Task statement » Provide nothing except how many lines of the data contain the word "structured".

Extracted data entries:
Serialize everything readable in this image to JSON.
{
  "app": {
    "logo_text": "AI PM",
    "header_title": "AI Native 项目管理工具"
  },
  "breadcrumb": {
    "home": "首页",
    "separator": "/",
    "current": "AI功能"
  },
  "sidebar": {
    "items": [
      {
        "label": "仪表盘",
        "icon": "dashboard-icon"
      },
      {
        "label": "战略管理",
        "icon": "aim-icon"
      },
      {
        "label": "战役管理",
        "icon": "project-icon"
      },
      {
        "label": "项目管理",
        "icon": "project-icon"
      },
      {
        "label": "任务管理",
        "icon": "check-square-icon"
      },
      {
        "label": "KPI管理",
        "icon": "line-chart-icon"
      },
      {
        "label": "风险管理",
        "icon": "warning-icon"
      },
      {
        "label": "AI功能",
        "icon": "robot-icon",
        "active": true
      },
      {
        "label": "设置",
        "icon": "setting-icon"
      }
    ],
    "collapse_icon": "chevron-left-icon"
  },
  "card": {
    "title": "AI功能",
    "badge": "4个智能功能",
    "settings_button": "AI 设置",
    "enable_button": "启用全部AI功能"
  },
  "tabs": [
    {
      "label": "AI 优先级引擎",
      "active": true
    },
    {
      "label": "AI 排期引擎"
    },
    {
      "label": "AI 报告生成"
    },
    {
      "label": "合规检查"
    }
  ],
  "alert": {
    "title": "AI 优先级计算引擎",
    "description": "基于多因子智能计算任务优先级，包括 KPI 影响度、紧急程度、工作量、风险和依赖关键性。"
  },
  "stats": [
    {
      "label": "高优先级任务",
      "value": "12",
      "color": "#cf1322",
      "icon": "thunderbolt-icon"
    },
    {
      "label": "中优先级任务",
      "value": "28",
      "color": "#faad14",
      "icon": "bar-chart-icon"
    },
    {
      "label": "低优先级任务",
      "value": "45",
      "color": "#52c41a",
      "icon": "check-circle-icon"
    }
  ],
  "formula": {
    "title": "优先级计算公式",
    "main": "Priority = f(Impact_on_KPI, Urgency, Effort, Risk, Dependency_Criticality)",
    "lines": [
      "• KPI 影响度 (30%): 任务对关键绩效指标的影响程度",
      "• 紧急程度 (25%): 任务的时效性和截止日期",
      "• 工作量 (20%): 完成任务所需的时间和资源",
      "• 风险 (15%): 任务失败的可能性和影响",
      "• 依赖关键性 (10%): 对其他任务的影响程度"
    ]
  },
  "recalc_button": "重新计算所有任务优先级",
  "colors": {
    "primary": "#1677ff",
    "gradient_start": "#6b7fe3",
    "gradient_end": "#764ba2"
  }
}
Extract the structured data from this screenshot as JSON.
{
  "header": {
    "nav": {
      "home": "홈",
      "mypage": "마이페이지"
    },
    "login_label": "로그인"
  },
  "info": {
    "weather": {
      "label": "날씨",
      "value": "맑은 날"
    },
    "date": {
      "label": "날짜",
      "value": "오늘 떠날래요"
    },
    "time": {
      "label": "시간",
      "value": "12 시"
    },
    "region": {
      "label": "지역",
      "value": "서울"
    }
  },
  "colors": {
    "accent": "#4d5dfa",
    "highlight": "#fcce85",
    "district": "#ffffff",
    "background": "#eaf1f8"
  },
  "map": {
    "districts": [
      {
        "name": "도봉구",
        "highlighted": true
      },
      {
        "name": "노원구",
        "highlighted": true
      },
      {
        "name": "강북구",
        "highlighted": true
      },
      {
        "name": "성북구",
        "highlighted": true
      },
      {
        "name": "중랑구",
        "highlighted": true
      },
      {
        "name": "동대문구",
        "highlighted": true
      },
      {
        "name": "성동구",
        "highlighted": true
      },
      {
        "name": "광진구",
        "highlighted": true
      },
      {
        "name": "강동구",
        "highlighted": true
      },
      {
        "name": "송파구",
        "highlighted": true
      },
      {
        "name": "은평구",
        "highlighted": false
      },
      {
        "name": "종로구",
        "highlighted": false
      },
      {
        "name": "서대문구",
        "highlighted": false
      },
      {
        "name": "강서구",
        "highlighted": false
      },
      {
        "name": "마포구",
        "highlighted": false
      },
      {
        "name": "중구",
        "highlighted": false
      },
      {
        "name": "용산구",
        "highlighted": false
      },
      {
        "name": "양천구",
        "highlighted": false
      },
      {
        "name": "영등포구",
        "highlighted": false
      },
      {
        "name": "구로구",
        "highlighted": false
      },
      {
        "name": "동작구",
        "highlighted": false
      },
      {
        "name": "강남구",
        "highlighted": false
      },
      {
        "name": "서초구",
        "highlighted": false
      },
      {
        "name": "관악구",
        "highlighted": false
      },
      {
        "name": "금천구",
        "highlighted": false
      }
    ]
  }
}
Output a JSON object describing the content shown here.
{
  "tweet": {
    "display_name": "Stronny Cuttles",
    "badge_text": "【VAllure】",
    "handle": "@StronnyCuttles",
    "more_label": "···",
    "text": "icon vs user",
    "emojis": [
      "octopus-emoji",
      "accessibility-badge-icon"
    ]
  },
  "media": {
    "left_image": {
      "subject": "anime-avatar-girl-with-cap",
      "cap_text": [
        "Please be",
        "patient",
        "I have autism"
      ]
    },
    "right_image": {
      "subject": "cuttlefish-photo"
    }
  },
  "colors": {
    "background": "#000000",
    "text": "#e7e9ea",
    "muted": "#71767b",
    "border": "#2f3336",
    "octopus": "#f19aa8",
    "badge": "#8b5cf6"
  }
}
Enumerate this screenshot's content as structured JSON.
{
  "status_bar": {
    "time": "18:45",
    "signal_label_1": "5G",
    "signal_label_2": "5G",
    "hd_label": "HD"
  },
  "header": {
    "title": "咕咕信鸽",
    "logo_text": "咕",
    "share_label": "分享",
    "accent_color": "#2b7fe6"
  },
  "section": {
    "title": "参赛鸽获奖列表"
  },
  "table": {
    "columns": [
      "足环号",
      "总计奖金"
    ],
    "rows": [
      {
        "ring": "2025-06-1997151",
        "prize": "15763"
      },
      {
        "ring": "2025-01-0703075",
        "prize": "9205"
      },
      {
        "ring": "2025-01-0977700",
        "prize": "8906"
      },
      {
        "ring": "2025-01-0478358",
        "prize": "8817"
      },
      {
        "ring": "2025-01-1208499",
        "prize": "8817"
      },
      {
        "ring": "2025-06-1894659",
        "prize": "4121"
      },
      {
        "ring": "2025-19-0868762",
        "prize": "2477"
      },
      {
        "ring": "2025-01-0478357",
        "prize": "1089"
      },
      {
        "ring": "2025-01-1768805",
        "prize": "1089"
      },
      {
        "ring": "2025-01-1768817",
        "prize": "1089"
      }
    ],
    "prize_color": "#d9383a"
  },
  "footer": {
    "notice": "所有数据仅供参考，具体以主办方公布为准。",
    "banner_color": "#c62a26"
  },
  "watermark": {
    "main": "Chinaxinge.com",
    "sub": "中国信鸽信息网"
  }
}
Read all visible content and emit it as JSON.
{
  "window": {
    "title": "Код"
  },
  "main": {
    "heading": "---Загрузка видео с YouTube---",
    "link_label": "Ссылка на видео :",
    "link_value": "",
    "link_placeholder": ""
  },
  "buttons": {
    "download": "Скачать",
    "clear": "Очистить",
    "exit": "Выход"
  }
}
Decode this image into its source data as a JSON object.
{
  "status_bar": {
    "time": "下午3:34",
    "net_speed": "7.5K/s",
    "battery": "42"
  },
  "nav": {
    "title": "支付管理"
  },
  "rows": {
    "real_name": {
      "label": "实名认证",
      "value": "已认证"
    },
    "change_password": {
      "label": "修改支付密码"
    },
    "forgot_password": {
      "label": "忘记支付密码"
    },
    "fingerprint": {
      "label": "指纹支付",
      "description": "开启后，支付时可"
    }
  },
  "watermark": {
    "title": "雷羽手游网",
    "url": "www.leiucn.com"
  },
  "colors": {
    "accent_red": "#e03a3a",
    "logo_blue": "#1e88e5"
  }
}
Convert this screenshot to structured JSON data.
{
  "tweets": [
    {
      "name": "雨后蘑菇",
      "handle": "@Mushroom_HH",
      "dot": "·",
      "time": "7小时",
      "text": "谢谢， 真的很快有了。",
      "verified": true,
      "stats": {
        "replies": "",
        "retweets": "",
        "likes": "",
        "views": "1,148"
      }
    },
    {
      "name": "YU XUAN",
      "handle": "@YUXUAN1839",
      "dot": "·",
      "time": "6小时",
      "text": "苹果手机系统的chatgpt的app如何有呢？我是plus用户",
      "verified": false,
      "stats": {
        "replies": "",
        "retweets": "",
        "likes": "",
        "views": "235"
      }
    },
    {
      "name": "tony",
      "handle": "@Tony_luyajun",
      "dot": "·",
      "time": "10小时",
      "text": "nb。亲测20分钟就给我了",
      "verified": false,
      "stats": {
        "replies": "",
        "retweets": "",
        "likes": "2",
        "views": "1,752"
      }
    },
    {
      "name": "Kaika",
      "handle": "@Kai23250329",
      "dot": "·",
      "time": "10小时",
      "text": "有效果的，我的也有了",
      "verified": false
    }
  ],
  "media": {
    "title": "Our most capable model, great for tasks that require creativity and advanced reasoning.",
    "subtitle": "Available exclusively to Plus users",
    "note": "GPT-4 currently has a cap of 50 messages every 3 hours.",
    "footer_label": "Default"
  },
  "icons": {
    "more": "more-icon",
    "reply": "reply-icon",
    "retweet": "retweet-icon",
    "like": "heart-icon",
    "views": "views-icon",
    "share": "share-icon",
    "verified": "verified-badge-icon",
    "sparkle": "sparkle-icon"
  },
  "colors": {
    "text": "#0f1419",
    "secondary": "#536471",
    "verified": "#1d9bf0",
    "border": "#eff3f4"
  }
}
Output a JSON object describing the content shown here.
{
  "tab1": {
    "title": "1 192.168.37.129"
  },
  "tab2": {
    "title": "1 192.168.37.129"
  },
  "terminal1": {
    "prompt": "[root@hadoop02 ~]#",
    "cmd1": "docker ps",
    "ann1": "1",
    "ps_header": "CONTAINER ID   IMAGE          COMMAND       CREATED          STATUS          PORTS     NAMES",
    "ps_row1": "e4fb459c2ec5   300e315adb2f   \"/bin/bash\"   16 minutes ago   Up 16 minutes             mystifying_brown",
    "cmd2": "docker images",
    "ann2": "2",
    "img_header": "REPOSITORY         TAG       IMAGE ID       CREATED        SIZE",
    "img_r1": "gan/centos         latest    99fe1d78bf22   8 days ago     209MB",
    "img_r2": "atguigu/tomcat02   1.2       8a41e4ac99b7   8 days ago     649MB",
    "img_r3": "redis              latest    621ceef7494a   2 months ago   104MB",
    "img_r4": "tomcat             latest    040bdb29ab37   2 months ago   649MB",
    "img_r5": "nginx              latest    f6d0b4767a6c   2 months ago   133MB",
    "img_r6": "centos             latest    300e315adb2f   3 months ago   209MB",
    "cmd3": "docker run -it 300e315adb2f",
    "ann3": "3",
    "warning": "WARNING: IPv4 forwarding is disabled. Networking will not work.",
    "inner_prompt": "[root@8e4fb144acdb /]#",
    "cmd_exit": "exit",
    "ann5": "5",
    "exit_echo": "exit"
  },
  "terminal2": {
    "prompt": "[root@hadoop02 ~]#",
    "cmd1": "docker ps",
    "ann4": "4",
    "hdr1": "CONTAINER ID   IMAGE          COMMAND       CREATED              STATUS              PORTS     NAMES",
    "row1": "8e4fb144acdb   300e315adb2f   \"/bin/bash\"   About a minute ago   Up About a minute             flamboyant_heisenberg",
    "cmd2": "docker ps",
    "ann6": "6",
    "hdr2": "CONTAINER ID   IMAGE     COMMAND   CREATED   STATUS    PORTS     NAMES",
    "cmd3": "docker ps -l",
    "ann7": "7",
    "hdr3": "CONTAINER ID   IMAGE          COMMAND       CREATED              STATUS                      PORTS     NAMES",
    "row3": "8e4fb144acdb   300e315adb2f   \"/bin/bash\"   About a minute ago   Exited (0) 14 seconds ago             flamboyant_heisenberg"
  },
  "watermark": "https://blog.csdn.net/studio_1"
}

Response » 3